#### TASK DESCRIPTION:
Reproduce the line containing "Read all visible content and emit it as JSON." in the listing below, then every later line up to the end, precisely as written.

#### MATERIAL FOR THIS EXERCISE:

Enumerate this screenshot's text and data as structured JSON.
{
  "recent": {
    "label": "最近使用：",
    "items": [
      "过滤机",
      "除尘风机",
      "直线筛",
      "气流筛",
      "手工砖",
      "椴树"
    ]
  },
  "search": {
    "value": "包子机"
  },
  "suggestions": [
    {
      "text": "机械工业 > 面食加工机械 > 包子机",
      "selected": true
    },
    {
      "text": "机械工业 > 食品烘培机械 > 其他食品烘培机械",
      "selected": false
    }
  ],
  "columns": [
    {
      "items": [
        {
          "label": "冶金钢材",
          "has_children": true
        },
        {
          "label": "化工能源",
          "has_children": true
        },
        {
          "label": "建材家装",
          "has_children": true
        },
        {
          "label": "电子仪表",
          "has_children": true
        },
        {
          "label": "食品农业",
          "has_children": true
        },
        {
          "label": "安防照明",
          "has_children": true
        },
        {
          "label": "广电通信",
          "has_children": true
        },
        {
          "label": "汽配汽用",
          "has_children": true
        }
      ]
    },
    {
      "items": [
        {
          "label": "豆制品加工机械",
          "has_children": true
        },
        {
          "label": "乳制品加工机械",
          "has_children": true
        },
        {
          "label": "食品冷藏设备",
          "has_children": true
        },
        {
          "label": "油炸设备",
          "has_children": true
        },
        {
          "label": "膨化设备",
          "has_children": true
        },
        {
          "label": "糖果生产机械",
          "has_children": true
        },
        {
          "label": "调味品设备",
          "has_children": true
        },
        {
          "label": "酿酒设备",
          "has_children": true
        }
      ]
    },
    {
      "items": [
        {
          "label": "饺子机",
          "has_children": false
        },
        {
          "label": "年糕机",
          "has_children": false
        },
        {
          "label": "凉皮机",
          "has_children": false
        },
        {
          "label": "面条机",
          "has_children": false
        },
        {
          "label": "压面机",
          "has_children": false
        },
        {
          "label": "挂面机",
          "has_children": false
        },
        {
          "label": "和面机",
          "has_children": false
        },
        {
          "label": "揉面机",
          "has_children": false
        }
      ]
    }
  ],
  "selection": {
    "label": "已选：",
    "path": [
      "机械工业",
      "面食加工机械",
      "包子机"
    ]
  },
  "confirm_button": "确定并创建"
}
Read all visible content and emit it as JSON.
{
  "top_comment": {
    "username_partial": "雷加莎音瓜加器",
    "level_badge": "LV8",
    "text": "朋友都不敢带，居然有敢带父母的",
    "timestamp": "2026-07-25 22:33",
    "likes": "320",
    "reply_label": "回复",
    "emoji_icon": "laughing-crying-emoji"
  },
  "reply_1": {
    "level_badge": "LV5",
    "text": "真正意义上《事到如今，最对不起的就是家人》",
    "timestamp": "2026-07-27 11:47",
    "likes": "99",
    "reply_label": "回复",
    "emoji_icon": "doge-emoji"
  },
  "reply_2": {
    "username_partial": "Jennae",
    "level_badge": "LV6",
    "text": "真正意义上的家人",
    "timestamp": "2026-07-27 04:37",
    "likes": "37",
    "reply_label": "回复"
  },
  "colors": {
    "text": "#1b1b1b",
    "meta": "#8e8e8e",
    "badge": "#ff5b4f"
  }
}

#### TASK RESULT:
Read all visible content and emit it as JSON.
{
  "top_comment": {
    "username_partial": "雷加莎音瓜加器",
    "level_badge": "LV8",
    "text": "朋友都不敢带，居然有敢带父母的",
    "timestamp": "2026-07-25 22:33",
    "likes": "320",
    "reply_label": "回复",
    "emoji_icon": "laughing-crying-emoji"
  },
  "reply_1": {
    "level_badge": "LV5",
    "text": "真正意义上《事到如今，最对不起的就是家人》",
    "timestamp": "2026-07-27 11:47",
    "likes": "99",
    "reply_label": "回复",
    "emoji_icon": "doge-emoji"
  },
  "reply_2": {
    "username_partial": "Jennae",
    "level_badge": "LV6",
    "text": "真正意义上的家人",
    "timestamp": "2026-07-27 04:37",
    "likes": "37",
    "reply_label": "回复"
  },
  "colors": {
    "text": "#1b1b1b",
    "meta": "#8e8e8e",
    "badge": "#ff5b4f"
  }
}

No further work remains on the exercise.